• **Your instructions**
Exactly reproduce each record listed below.

• **Excerpted records**
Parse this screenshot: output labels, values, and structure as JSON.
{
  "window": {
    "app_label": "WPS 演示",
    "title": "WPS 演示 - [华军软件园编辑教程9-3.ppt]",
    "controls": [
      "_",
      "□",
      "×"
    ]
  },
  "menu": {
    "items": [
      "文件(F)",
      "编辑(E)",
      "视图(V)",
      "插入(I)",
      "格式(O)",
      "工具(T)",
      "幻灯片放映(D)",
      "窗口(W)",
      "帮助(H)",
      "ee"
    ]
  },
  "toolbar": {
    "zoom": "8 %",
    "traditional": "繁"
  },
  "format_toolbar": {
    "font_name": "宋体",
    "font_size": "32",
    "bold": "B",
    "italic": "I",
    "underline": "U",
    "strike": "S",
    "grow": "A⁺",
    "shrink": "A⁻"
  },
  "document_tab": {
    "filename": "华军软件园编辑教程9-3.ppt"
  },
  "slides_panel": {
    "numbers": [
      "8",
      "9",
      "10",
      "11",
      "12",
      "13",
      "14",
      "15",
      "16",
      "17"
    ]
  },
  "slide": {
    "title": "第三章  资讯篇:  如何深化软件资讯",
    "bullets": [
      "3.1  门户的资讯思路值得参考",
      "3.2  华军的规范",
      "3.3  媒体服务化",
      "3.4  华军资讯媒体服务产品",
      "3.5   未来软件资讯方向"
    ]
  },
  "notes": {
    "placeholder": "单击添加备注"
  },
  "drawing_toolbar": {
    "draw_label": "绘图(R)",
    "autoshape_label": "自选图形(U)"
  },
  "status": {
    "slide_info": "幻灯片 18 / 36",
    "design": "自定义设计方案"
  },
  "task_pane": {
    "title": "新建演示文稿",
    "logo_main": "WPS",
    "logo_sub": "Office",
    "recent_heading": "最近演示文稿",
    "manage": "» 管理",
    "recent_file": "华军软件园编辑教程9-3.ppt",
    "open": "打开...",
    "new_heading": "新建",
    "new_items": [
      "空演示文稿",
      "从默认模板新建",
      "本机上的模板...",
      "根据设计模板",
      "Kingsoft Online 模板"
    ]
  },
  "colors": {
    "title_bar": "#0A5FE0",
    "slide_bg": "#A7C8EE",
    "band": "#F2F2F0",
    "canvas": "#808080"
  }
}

• **Output for this exercise**
Parse this screenshot: output labels, values, and structure as JSON.
{
  "window": {
    "app_label": "WPS 演示",
    "title": "WPS 演示 - [华军软件园编辑教程9-3.ppt]",
    "controls": [
      "_",
      "□",
      "×"
    ]
  },
  "menu": {
    "items": [
      "文件(F)",
      "编辑(E)",
      "视图(V)",
      "插入(I)",
      "格式(O)",
      "工具(T)",
      "幻灯片放映(D)",
      "窗口(W)",
      "帮助(H)",
      "ee"
    ]
  },
  "toolbar": {
    "zoom": "8 %",
    "traditional": "繁"
  },
  "format_toolbar": {
    "font_name": "宋体",
    "font_size": "32",
    "bold": "B",
    "italic": "I",
    "underline": "U",
    "strike": "S",
    "grow": "A⁺",
    "shrink": "A⁻"
  },
  "document_tab": {
    "filename": "华军软件园编辑教程9-3.ppt"
  },
  "slides_panel": {
    "numbers": [
      "8",
      "9",
      "10",
      "11",
      "12",
      "13",
      "14",
      "15",
      "16",
      "17"
    ]
  },
  "slide": {
    "title": "第三章  资讯篇:  如何深化软件资讯",
    "bullets": [
      "3.1  门户的资讯思路值得参考",
      "3.2  华军的规范",
      "3.3  媒体服务化",
      "3.4  华军资讯媒体服务产品",
      "3.5   未来软件资讯方向"
    ]
  },
  "notes": {
    "placeholder": "单击添加备注"
  },
  "drawing_toolbar": {
    "draw_label": "绘图(R)",
    "autoshape_label": "自选图形(U)"
  },
  "status": {
    "slide_info": "幻灯片 18 / 36",
    "design": "自定义设计方案"
  },
  "task_pane": {
    "title": "新建演示文稿",
    "logo_main": "WPS",
    "logo_sub": "Office",
    "recent_heading": "最近演示文稿",
    "manage": "» 管理",
    "recent_file": "华军软件园编辑教程9-3.ppt",
    "open": "打开...",
    "new_heading": "新建",
    "new_items": [
      "空演示文稿",
      "从默认模板新建",
      "本机上的模板...",
      "根据设计模板",
      "Kingsoft Online 模板"
    ]
  },
  "colors": {
    "title_bar": "#0A5FE0",
    "slide_bg": "#A7C8EE",
    "band": "#F2F2F0",
    "canvas": "#808080"
  }
}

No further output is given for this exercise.